» **WHAT YOU HAVE TO DO**
A single number is required: how many lines in the records below contain "title".

» **Items listed in a dataset**
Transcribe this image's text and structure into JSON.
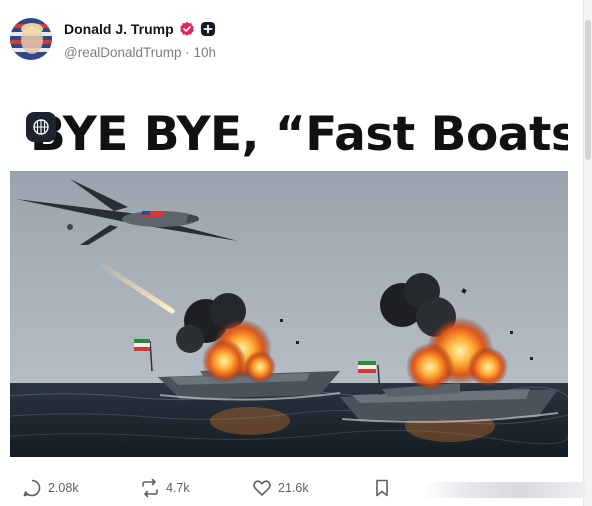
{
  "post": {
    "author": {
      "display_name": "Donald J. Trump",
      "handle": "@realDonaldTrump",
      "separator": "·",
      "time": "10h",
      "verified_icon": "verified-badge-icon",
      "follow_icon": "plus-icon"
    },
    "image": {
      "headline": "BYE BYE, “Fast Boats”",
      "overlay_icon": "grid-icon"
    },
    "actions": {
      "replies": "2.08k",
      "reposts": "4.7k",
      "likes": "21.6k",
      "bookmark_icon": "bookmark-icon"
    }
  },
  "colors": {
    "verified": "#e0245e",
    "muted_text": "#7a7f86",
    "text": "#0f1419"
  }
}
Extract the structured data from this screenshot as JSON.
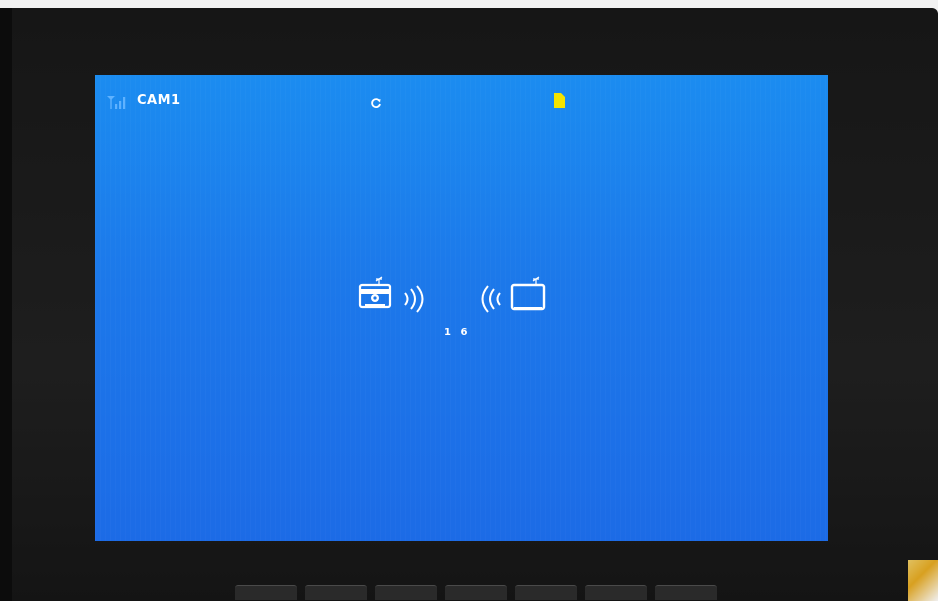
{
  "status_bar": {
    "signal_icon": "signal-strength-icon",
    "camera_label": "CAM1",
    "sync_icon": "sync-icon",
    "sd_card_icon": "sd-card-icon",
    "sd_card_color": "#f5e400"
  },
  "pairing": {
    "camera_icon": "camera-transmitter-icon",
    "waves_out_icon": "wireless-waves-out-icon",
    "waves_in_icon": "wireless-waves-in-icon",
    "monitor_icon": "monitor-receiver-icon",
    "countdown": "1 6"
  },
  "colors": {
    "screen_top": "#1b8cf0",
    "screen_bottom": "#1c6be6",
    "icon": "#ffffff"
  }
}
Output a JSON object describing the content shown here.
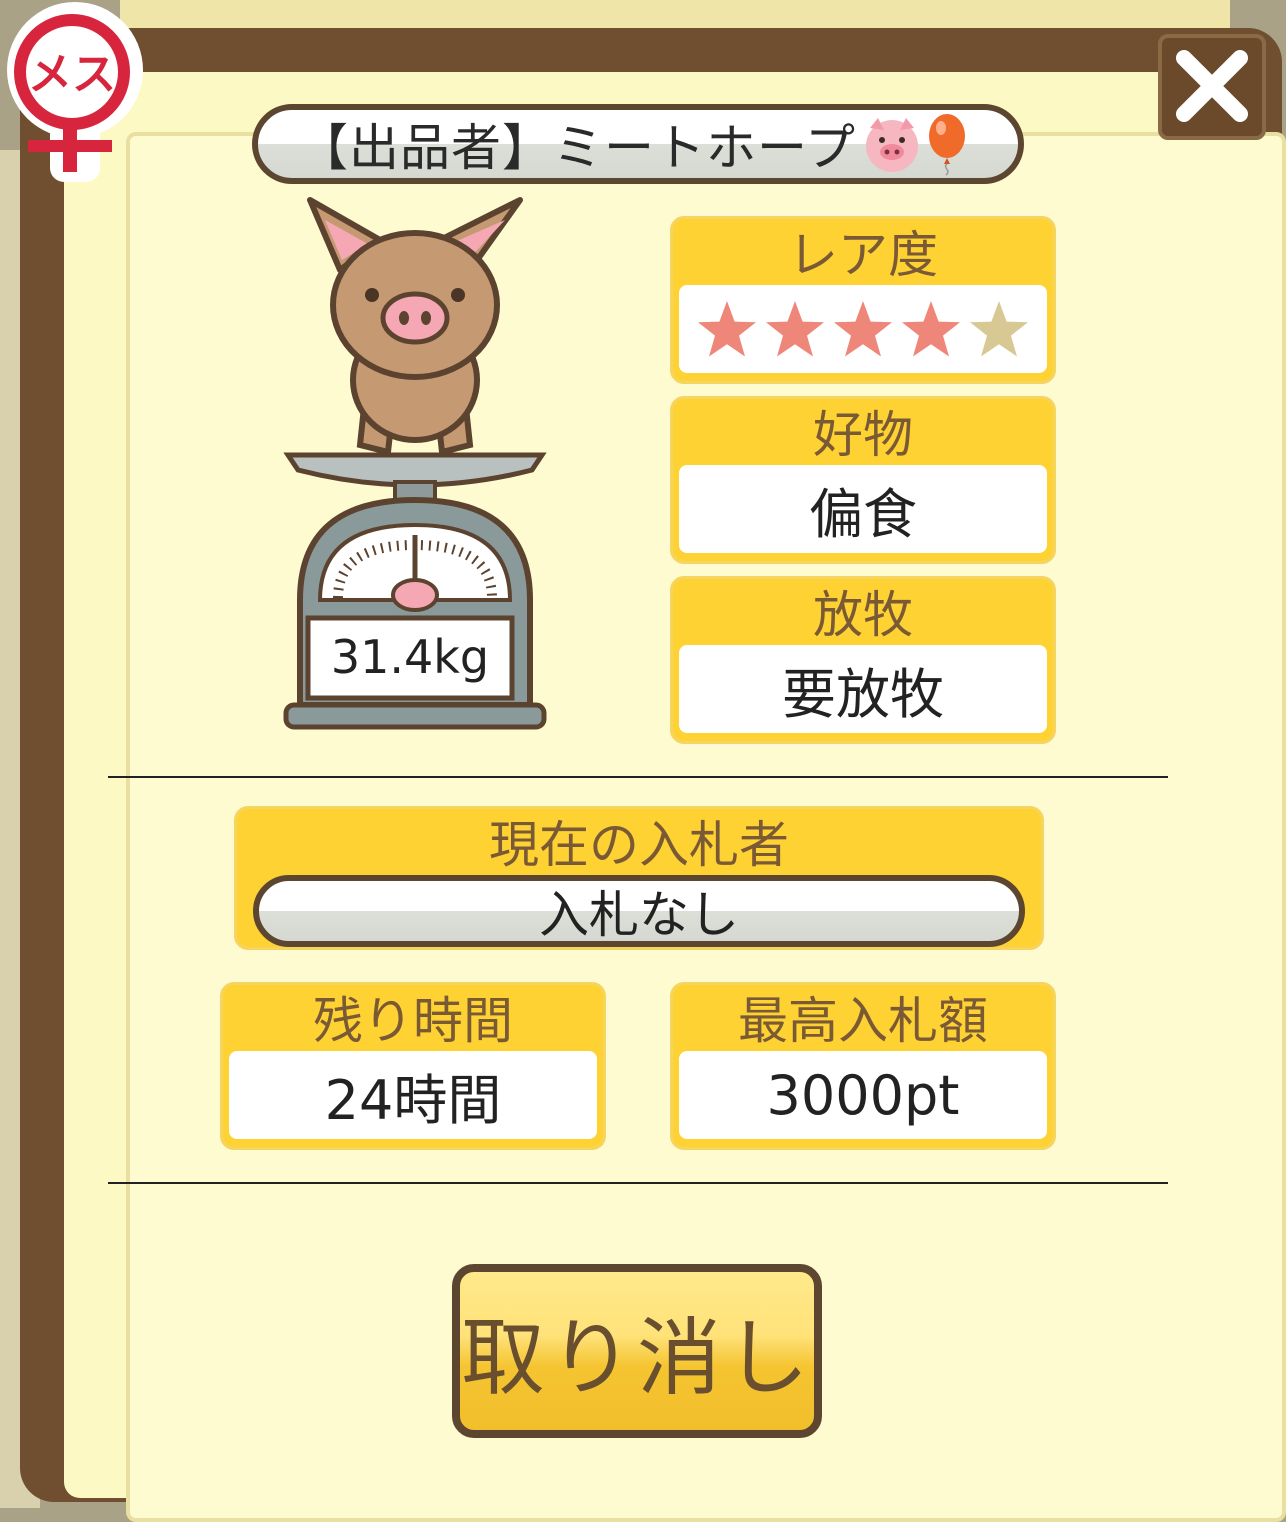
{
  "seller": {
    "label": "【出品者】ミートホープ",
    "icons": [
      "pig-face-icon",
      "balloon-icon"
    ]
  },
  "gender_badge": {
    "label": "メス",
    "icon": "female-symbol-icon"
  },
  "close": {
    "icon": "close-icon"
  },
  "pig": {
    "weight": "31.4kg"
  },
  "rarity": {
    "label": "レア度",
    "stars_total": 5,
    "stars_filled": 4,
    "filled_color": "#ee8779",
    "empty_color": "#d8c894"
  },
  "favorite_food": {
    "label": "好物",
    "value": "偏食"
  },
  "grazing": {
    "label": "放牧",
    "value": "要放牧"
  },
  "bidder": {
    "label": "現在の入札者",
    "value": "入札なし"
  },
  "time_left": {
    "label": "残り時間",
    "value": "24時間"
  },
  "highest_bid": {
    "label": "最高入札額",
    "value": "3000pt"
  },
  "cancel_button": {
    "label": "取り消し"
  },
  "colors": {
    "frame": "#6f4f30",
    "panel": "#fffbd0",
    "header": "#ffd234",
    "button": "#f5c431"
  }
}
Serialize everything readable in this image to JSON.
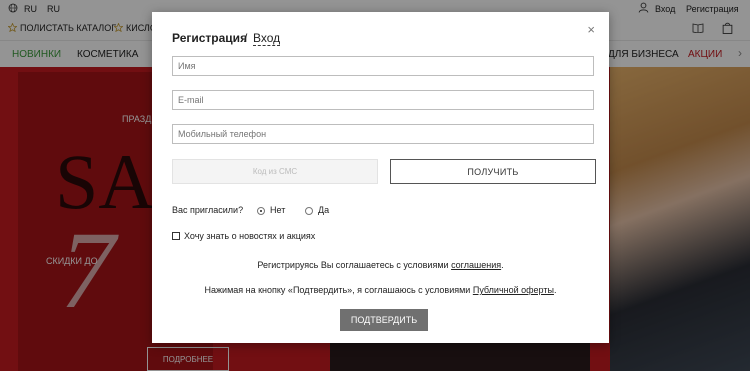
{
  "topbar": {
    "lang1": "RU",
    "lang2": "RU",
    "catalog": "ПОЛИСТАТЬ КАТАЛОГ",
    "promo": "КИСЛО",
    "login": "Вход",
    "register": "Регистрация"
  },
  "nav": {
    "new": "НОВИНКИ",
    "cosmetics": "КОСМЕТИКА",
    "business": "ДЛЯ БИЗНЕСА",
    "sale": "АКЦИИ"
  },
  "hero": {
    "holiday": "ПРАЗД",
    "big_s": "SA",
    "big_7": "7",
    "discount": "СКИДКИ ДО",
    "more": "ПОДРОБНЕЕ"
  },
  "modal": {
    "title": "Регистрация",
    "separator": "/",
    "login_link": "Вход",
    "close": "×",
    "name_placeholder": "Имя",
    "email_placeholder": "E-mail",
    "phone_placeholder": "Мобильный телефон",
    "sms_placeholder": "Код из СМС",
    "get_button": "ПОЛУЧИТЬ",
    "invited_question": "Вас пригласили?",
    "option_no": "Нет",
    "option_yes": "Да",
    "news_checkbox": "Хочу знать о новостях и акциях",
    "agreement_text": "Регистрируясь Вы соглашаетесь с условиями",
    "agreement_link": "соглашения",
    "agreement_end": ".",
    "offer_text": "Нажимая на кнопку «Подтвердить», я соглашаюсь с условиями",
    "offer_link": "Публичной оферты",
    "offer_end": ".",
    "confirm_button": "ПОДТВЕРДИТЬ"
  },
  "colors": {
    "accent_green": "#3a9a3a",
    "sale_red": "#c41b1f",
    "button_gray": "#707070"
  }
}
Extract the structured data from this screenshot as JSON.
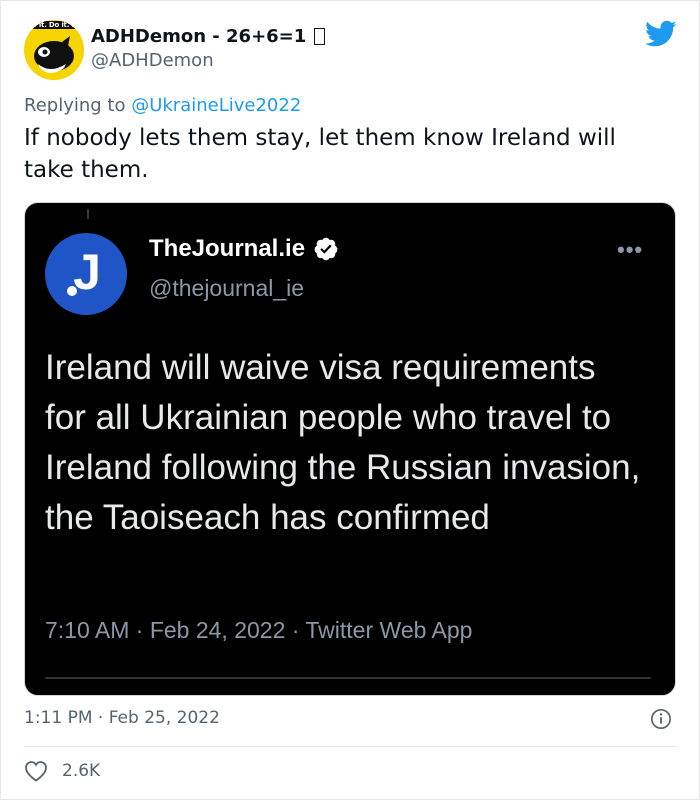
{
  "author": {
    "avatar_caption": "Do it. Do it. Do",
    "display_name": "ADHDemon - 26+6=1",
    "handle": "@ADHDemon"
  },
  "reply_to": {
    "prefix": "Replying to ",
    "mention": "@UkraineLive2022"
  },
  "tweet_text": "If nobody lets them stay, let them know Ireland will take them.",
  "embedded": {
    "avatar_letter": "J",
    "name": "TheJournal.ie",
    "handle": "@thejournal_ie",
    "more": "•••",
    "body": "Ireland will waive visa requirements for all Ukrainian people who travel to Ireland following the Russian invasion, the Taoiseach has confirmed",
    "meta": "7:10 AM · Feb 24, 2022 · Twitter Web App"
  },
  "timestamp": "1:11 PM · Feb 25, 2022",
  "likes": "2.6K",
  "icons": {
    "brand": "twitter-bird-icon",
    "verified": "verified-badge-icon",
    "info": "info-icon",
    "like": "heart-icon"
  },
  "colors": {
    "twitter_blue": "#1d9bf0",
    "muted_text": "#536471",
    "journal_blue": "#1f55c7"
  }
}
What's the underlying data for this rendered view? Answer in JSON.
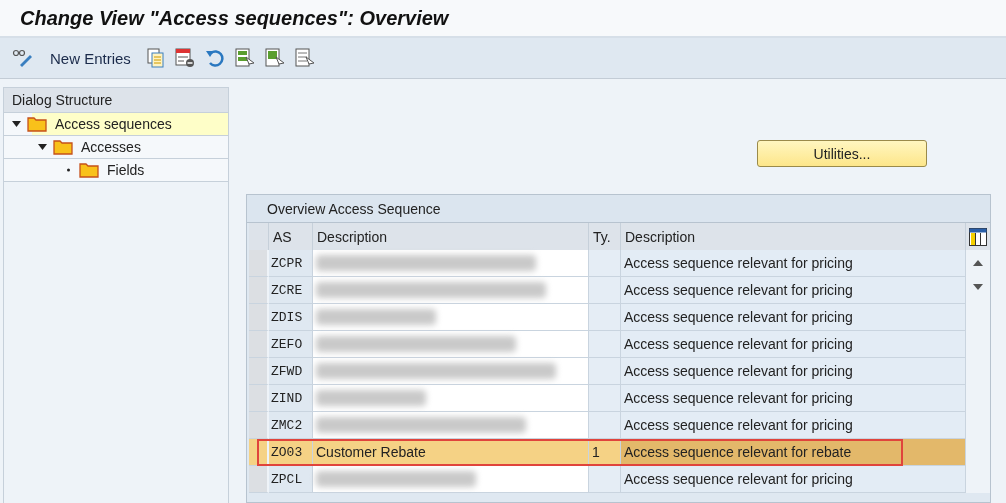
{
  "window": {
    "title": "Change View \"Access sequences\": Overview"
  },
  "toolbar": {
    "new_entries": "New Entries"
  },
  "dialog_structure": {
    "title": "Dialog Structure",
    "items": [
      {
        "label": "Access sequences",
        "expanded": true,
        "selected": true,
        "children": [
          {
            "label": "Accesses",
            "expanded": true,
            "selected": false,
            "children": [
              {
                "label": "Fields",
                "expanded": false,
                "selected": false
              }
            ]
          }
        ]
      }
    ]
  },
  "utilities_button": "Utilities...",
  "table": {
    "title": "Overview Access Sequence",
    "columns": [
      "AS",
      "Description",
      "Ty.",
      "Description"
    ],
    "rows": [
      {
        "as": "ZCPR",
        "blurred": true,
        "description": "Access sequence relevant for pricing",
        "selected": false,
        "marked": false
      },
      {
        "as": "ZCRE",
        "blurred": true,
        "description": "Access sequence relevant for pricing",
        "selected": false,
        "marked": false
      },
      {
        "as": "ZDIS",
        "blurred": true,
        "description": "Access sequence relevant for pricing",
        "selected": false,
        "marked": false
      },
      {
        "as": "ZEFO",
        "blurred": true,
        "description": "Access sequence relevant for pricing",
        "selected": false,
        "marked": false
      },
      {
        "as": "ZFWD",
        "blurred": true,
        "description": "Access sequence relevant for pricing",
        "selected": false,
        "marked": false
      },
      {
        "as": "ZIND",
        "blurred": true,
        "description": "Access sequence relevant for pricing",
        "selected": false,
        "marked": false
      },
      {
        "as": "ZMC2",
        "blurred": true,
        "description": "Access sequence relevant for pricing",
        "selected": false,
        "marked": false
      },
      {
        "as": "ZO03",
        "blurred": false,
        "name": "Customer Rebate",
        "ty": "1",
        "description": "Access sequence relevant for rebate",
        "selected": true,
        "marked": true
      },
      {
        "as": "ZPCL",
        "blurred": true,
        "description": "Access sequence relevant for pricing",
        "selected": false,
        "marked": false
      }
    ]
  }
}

» **EXERCISE RESULT**
4